## Brief
Go through the material below and count the lines with the string "JSON"; the number is the whole answer.

## Exercise inputs

++++++++++++++++++++

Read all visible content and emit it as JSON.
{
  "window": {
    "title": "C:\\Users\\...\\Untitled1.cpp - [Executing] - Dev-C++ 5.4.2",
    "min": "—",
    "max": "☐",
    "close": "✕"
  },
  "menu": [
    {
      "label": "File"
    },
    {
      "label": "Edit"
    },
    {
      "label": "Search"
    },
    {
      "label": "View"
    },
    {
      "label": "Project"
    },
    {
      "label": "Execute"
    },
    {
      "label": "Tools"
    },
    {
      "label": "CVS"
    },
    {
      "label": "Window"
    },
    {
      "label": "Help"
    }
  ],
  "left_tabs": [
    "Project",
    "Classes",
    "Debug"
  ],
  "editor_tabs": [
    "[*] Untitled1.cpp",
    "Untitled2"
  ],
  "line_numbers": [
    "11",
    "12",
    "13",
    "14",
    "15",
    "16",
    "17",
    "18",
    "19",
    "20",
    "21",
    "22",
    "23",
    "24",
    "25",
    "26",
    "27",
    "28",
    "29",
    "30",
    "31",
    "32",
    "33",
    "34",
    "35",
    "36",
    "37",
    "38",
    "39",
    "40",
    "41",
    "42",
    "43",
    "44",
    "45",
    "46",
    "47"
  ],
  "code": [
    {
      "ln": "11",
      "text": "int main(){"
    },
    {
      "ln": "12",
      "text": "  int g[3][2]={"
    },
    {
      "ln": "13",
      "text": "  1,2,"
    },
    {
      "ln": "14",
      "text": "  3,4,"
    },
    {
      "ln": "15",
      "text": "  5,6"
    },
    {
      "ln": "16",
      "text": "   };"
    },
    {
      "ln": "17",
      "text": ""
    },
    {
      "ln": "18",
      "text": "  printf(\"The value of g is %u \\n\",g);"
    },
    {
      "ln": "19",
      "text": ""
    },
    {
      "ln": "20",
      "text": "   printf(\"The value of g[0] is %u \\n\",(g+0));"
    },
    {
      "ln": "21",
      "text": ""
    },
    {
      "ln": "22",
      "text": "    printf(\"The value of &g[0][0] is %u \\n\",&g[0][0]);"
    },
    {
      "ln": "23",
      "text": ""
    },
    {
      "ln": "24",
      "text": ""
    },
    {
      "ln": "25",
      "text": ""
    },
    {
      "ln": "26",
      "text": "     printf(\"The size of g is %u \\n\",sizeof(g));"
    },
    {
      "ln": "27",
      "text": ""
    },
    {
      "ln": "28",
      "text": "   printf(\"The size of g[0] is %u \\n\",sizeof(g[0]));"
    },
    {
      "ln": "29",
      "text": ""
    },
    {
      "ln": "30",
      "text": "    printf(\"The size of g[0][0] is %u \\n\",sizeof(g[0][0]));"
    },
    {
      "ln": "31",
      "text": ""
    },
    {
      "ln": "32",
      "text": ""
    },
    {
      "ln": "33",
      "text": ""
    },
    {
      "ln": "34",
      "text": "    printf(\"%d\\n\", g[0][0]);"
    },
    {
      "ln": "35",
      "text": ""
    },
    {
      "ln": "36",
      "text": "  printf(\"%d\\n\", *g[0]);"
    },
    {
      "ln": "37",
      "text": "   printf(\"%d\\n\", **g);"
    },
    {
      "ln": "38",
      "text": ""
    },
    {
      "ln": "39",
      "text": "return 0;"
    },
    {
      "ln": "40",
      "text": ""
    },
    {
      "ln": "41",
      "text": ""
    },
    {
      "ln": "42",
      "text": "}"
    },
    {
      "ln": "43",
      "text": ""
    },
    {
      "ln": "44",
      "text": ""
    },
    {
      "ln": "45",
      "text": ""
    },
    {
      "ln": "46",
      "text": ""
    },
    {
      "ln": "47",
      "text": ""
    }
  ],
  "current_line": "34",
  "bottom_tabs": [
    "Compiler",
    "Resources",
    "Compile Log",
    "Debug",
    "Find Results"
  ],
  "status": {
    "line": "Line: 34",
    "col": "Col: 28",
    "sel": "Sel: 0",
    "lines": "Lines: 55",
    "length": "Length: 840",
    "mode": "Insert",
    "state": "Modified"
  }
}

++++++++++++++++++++

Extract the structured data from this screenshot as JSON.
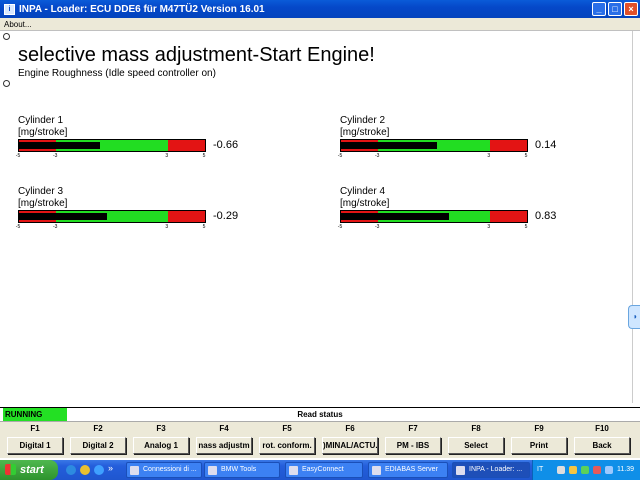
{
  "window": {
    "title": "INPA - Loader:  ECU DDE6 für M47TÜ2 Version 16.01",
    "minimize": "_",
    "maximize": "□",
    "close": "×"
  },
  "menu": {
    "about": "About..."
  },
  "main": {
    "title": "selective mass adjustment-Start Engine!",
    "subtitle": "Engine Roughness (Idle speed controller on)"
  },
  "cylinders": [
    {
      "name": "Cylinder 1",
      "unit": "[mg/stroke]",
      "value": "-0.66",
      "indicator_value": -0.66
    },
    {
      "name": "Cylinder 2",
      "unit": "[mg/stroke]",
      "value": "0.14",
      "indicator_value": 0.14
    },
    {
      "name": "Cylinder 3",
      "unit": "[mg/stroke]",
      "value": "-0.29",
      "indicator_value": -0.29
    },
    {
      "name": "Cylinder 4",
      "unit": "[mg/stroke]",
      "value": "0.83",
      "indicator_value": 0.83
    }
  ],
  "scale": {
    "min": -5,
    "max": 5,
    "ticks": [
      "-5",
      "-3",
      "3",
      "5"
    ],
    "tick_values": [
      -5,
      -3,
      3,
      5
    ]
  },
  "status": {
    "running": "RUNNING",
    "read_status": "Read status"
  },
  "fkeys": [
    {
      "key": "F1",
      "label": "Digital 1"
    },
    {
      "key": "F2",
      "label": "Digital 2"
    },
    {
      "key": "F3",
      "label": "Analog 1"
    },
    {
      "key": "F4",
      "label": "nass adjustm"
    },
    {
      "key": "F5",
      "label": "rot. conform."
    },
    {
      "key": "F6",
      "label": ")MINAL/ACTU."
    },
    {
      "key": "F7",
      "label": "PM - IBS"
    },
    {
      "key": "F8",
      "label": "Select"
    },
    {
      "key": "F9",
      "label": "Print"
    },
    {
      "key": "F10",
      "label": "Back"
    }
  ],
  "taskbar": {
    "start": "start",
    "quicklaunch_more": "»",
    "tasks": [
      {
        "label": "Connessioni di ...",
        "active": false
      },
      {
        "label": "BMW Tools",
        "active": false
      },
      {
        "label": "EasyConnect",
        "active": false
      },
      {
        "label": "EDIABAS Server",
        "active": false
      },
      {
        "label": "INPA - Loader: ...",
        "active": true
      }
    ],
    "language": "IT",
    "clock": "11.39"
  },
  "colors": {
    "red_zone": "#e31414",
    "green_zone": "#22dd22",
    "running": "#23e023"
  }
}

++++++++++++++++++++

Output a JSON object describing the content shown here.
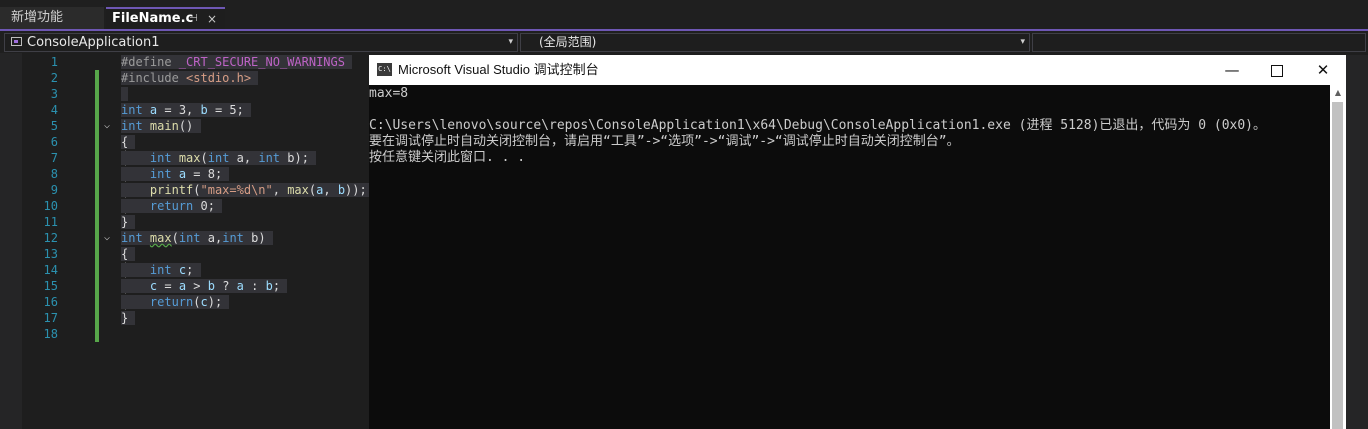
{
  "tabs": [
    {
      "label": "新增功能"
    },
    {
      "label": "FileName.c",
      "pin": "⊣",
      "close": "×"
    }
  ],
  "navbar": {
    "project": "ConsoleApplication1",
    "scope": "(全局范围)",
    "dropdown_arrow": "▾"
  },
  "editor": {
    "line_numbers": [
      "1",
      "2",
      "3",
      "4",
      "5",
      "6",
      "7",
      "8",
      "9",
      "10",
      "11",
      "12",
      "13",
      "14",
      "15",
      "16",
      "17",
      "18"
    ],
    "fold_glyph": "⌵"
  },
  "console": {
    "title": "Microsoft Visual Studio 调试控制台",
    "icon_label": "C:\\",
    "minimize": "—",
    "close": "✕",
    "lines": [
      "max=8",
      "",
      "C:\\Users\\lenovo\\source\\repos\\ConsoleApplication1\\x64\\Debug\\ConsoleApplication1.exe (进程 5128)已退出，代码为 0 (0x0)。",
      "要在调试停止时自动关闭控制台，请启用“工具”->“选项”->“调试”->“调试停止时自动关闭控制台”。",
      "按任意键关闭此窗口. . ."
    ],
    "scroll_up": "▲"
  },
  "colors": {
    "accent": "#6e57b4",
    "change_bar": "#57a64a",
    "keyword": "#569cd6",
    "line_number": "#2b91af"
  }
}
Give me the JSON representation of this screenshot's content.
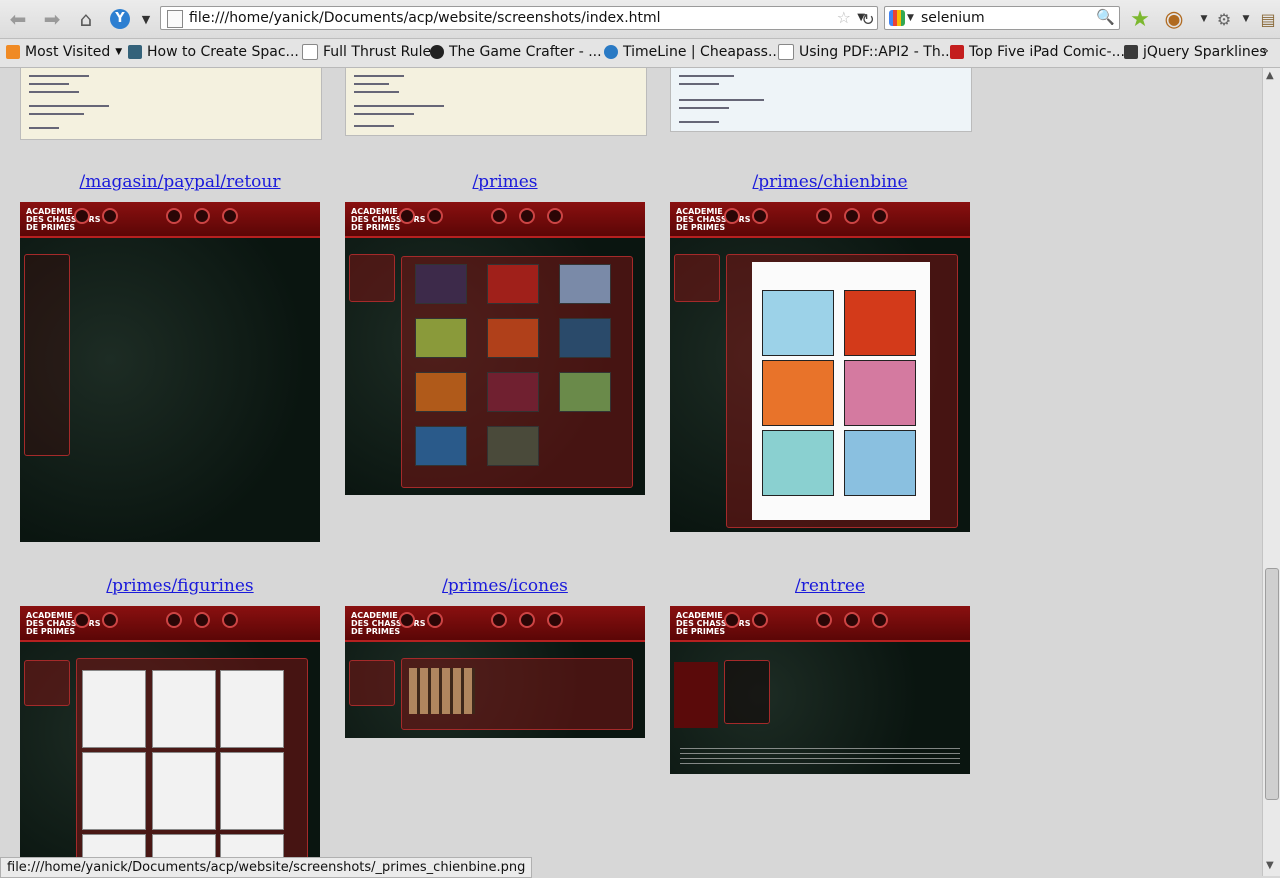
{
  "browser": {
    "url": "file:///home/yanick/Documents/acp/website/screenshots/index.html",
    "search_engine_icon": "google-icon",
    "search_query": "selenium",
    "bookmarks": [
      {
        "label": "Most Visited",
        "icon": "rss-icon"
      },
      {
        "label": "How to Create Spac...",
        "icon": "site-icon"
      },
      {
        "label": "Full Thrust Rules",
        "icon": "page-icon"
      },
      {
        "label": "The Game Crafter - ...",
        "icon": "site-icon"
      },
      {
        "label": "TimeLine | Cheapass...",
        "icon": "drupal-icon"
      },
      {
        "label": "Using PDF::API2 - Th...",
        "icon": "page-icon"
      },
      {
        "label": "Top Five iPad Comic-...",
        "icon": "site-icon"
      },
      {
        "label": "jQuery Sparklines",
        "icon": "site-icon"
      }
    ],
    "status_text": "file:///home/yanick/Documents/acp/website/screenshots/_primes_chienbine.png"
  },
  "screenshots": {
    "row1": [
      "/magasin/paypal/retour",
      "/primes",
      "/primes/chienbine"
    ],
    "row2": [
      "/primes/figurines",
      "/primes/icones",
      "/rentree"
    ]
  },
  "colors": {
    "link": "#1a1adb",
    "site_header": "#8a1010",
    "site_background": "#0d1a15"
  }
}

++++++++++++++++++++

## Your response
4